Exercise brief –
Look for the word "무역센터점" in the material below. Copy each line that has it.

Records for the exercise –
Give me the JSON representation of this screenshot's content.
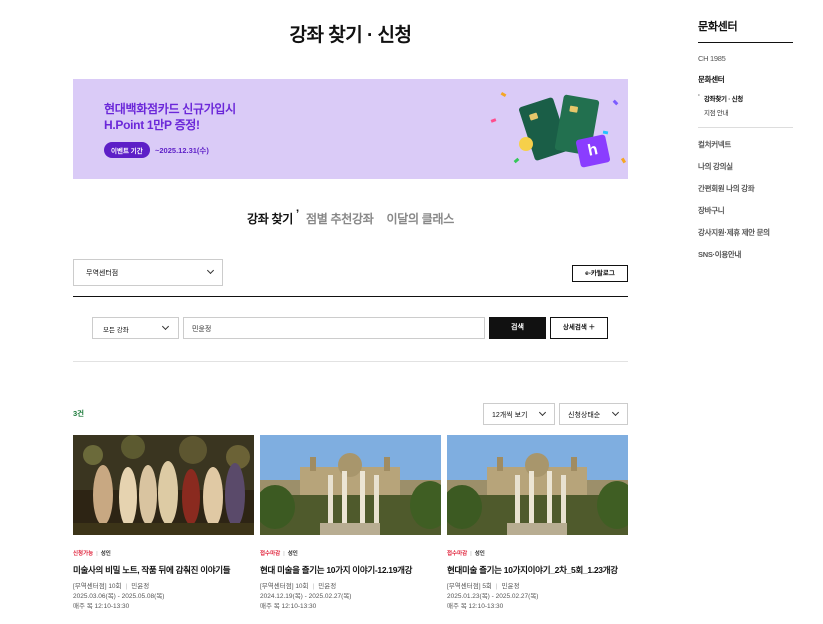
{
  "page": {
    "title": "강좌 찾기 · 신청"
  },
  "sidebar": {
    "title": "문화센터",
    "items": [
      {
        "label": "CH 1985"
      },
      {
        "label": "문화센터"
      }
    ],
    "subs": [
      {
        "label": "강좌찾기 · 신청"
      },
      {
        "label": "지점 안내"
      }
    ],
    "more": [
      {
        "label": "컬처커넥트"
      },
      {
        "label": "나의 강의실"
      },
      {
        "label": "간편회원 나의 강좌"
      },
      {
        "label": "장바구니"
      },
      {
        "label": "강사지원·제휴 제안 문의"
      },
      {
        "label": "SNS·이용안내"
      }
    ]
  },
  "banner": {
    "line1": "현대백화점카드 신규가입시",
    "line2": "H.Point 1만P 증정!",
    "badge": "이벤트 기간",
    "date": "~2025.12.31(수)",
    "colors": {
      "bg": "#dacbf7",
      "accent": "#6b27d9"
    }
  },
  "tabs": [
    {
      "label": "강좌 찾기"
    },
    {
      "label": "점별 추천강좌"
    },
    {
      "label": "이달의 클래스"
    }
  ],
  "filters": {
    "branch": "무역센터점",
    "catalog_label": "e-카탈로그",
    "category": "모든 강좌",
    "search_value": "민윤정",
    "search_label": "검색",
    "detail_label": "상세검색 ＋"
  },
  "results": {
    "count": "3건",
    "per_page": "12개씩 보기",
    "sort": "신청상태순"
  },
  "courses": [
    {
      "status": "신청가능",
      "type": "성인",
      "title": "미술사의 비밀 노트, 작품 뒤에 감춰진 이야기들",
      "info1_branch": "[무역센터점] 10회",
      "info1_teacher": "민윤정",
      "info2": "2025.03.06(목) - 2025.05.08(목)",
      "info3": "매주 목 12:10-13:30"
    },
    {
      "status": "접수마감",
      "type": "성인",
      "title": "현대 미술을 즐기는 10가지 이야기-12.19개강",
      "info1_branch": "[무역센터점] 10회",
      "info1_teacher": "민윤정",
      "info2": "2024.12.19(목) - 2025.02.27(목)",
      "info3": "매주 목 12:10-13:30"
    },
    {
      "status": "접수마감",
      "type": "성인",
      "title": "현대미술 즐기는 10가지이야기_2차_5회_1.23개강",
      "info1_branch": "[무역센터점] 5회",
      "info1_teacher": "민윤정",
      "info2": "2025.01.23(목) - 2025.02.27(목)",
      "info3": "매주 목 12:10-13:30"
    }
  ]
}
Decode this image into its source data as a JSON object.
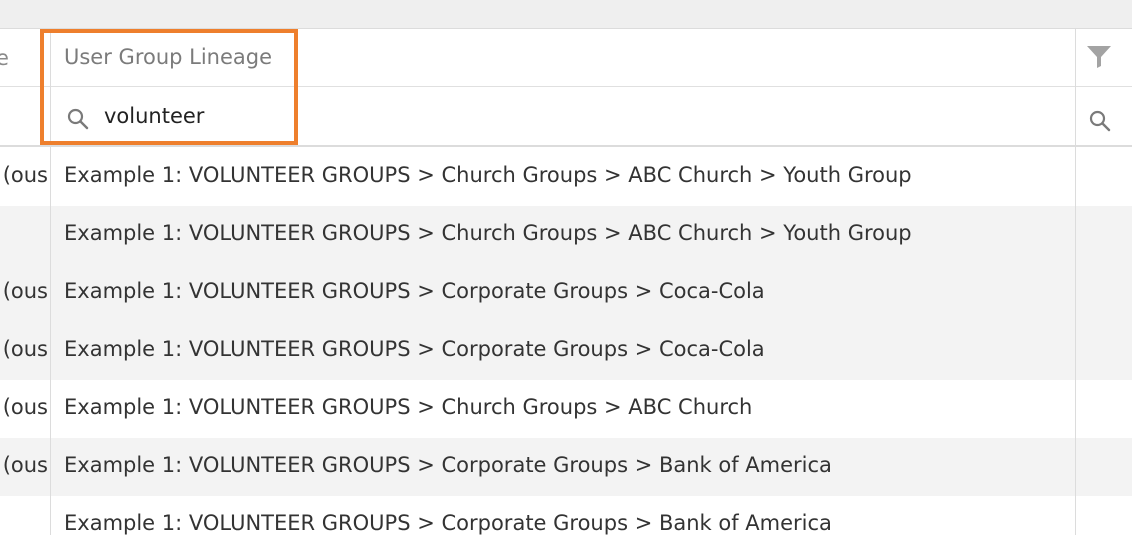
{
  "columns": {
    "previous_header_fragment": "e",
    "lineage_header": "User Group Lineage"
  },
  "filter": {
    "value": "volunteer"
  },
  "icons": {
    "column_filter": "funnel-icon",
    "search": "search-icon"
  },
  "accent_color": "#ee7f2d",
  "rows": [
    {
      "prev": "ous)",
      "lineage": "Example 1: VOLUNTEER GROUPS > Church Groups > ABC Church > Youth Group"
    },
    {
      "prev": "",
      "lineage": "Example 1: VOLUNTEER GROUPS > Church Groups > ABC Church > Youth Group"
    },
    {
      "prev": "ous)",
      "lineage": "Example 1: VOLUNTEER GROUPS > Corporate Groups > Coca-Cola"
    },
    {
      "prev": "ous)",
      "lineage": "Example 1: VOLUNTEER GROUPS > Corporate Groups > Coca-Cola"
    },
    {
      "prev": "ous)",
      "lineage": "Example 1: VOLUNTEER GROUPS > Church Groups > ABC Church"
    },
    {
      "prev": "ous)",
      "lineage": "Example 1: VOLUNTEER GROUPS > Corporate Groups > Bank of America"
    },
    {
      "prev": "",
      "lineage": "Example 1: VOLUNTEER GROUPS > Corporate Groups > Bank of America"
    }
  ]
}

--

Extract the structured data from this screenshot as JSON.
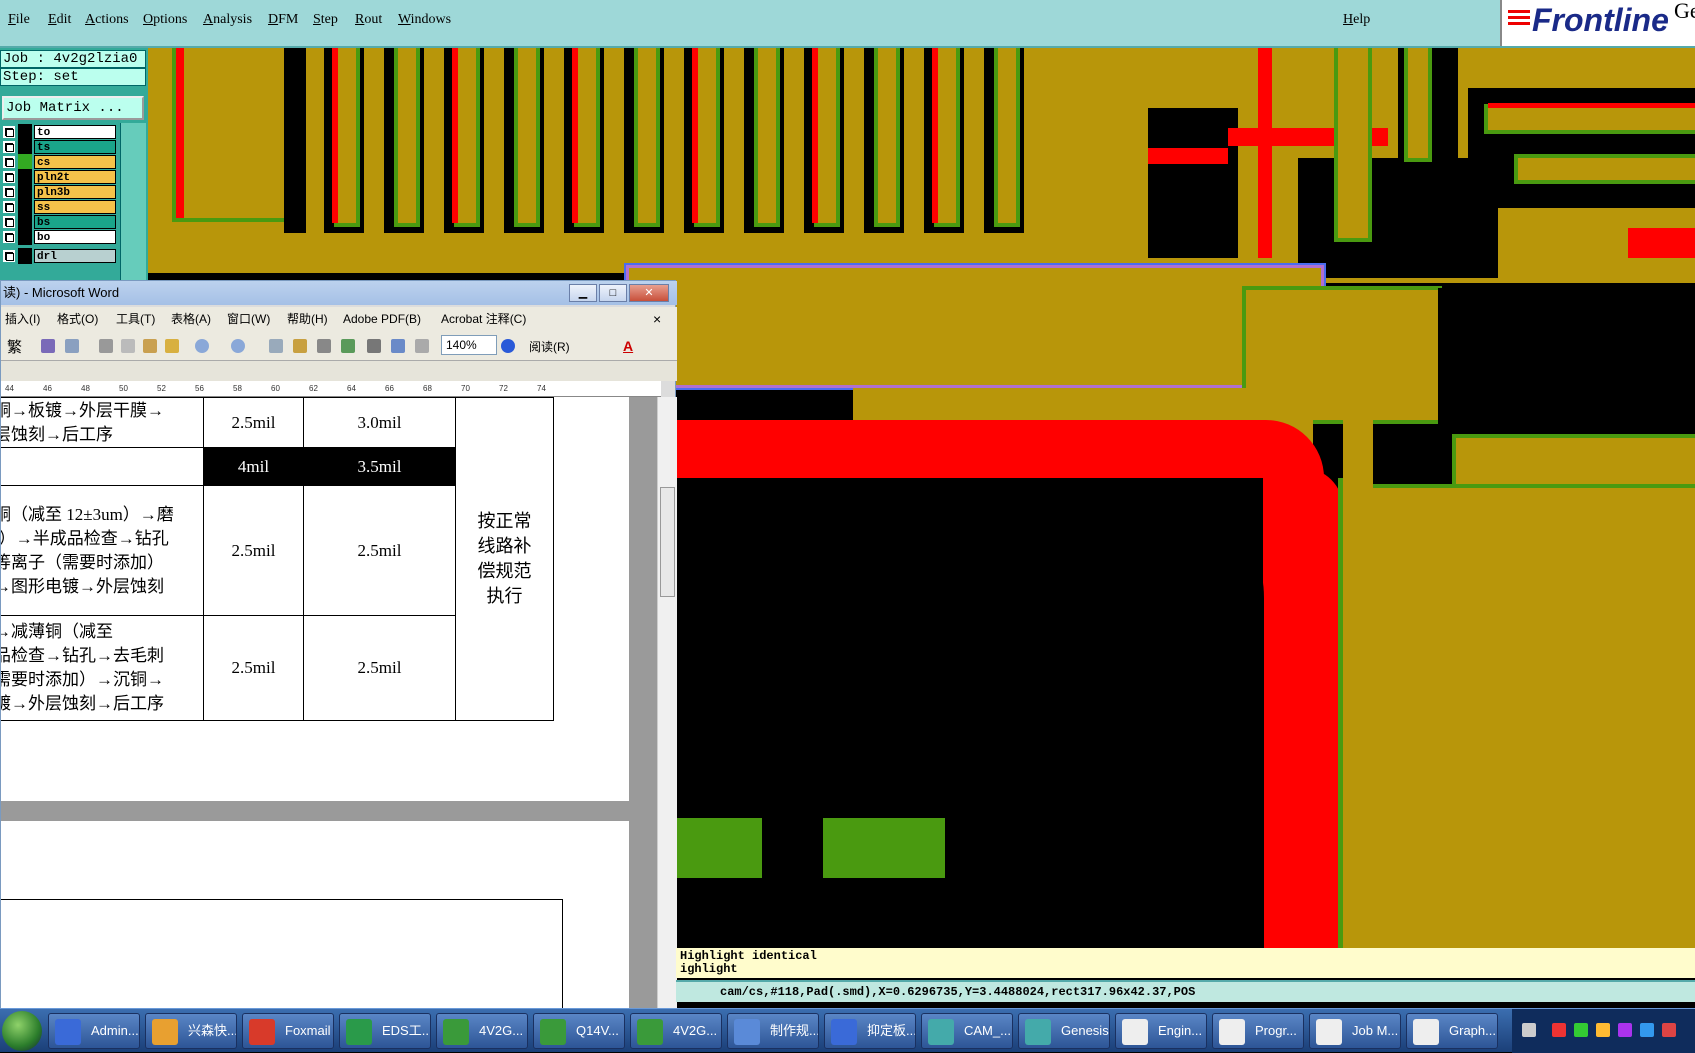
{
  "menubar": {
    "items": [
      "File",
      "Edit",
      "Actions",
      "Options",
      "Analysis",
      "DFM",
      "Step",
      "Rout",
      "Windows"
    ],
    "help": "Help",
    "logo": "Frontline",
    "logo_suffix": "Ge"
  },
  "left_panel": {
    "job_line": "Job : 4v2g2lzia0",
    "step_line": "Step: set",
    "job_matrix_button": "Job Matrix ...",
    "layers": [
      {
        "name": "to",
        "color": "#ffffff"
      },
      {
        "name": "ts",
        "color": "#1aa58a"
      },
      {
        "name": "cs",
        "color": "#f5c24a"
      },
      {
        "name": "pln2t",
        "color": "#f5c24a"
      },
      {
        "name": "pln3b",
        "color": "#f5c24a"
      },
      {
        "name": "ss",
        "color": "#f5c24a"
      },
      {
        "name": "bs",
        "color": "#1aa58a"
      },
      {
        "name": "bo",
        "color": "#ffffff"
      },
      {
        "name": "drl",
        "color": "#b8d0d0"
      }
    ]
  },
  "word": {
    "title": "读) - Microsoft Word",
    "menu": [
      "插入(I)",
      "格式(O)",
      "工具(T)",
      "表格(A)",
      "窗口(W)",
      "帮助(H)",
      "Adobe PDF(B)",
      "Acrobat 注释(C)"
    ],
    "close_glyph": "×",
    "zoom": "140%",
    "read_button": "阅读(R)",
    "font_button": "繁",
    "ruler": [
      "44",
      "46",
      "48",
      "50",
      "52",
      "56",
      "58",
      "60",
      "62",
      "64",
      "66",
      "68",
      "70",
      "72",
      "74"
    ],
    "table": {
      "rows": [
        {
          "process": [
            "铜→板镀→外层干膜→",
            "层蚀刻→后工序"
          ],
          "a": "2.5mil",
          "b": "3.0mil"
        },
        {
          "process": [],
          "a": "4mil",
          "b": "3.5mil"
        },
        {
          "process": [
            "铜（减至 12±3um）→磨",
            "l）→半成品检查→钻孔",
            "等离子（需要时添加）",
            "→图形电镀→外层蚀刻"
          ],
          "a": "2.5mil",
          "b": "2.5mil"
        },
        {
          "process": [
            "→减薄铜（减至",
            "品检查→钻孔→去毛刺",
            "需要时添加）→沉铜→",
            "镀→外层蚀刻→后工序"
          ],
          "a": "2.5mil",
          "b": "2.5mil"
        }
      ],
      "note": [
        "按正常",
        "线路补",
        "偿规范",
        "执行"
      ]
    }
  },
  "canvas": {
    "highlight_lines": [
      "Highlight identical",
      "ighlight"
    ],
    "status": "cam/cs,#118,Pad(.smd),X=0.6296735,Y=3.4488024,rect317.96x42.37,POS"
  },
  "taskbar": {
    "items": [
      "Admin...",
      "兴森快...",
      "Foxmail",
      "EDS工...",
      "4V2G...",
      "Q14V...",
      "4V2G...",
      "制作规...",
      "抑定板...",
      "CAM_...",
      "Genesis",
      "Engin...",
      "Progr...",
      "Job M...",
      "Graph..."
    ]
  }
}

Result –
    "branch": "무역센터점",
      "info1_branch": "[무역센터점] 10회",
      "info1_branch": "[무역센터점] 10회",
      "info1_branch": "[무역센터점] 5회",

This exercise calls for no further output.